Thursday, January 10, 2019

The Economics of a Border Wall

A recent study by economists Treb Allen, Melanie Morten and Caue Dobbin (2018) is not yet published but has already has received much publicity. The authors study the economic impacts of the border fences that already exist on the US-Mexico border. The authors write:

“…the Secure Fence Act signed by President George Bush on October 26, 2006…authorized the construction of reinforced fencing on locations of the border in California, Arizona, New Mexico, and Texas. Between 2007 and 2010, 548 miles of wall were constructed along the 1954-mile U.S.-Mexico border, bringing the total wall to 658 miles.”

The authors find that, “…the border wall expansion harmed Mexican workers and high-skill U.S. workers, but benefited U.S. low-skill workers...”  This is a conclusion from the structural econometric model developed by the research team. The model is highly stylized (workers have only two skill levels and produce only one good, for example) and it is difficult for someone without a Ph.D. in Economics who hasn't carefully read the entire 100-page report to appreciate that these conclusions are rather indirectly drawn from the data.

This hasn't prevented the media from interpreting it as a comprehensive social cost-benefit analysis. For example The Economist recently summarized the findings of the Border Wall study and concluded “it did more harm than good”. They write

So what effect did the first 550 miles have? Not much, suggests an analysis by economists at Dartmouth and Stanford Universities. …the economists …calculate that it reduced the number of Mexican citizens living in America by only 0.6%.

But perhaps it shored up American wages? Sadly, no. College-educated Americans came out worse, losing about $4.35 per person in annual income. Low-skilled workers without a college education came off only slightly better—gaining 36 cents of income—because of reduced competition in the labour market. This is a pittance next to the $7 per person paid for the wall’s construction (to say nothing of the big maintenance and personnel bills to come). Because of lost workers, American GDP probably shrank by $2.5bn (0.02%) overall.

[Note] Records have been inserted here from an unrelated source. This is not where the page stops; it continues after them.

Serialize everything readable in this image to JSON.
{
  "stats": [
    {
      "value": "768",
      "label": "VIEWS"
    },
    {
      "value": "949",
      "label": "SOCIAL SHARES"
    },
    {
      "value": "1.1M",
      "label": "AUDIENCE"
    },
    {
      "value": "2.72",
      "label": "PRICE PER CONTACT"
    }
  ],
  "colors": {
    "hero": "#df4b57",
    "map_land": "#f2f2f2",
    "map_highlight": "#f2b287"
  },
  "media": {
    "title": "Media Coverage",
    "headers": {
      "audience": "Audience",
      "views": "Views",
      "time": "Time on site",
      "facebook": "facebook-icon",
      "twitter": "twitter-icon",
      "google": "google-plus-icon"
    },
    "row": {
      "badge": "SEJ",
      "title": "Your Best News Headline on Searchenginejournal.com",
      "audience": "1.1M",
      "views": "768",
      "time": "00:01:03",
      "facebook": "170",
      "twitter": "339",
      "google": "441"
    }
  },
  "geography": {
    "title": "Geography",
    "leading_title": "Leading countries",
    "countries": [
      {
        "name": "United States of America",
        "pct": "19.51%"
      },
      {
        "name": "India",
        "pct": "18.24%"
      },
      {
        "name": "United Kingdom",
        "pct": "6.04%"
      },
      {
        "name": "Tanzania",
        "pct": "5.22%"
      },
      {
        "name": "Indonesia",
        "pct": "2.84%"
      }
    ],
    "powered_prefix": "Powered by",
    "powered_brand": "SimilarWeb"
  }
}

Taken at face value (as opposed to interpreted within the framework of the study's theoretical model)*, none of these facts may matter in an economic appraisal (i.e. a cost-benefit analysis, or CBA) of the 2006 Secure Fence Act. Why? Because consider the fact that wages fell for skilled workers is actually good for the firms that employ them and possibly for consumers who pay lower prices for the products the skilled workers produce. In other words these wage effects can be seen as “transfers” from employees to firms (or employees to consumers). More generally, wage changes by themselves are not measures economists use to appraise social investments.  

[* I hesitate to get into too many details of the theoretical model. Suffice it to say that the economists who wrote this report realize that wage changes by themselves are not measures economists use to appraise social investments, and in fact the 36 cent income gain reported for low-skill workers is actually a conversion of changes in welfare to "equivalent variation changes in per capita real income". Let me just say much of this nuance is "lost in translation" when news media reports on results from stylistic structural econometric models.]

Second, the fact that GDP fell is also not relevant in a CBA. GDP goes up for many reasons that aren’t necessarily good for society—if California cuts down the largest Giant Redwood Tree and sold it for $1,000, GDP would go up by $1,000, but then all the future generations would be deprived of seeing the tree and society as a whole would be worse off, even though GDP went up. The economist Paul Samuelson once famously suggested, if a man married his housekeeper, then, ceteris paribus GDP wouldfall. The upshot is GDP is also not a measure for appraising social investments.

Allen, Morten and Dobbin cannot necessarily be faulted if the news media inappropriately interprets their results and none of this is to criticize the authors' methods; they do an impressive job of what they set out to do, which is to develop and estimate a structural econometric model.  Nor is my point to argue for or against the Secure Fences Act or future border fences. My first point is to highlight that, given even economically sophisticated members of the news media have a hard time distinguishing between various types of economic analysis, economists should be a little more careful in interpreting their findings.  Allen, Morten and Dobbin should be commended for moving the ball forward but more remains to be done, and in particular we as a profession need to more quickly produce comprehensive cost-benefit analysis for evaluating public investments like these.

As it is, I haven't seen a comprehensive economic analysis--which incorporates impacts like crime, drugs, etc.--that really addresses the question of whether or not an additional mile or border fencing tomorrow would be worth it in terms of social value and opportunity cost.

1 comment:

  1. I think your premise can be stronger - are you pointing out fallacies, or supporting them? There are so many variables that were conveniently not covered, like reduction in benefit costs (medicare, social programs - (YUGE as DJT says), increased jobs availabilities, increase tax revenues (fewer under the table), reduced black markets, etc. Most arguments against conveniently show vary superficial 'studies', like $5bn cost, but only '.01% GDP...etc. Your conclusion was good and good summary.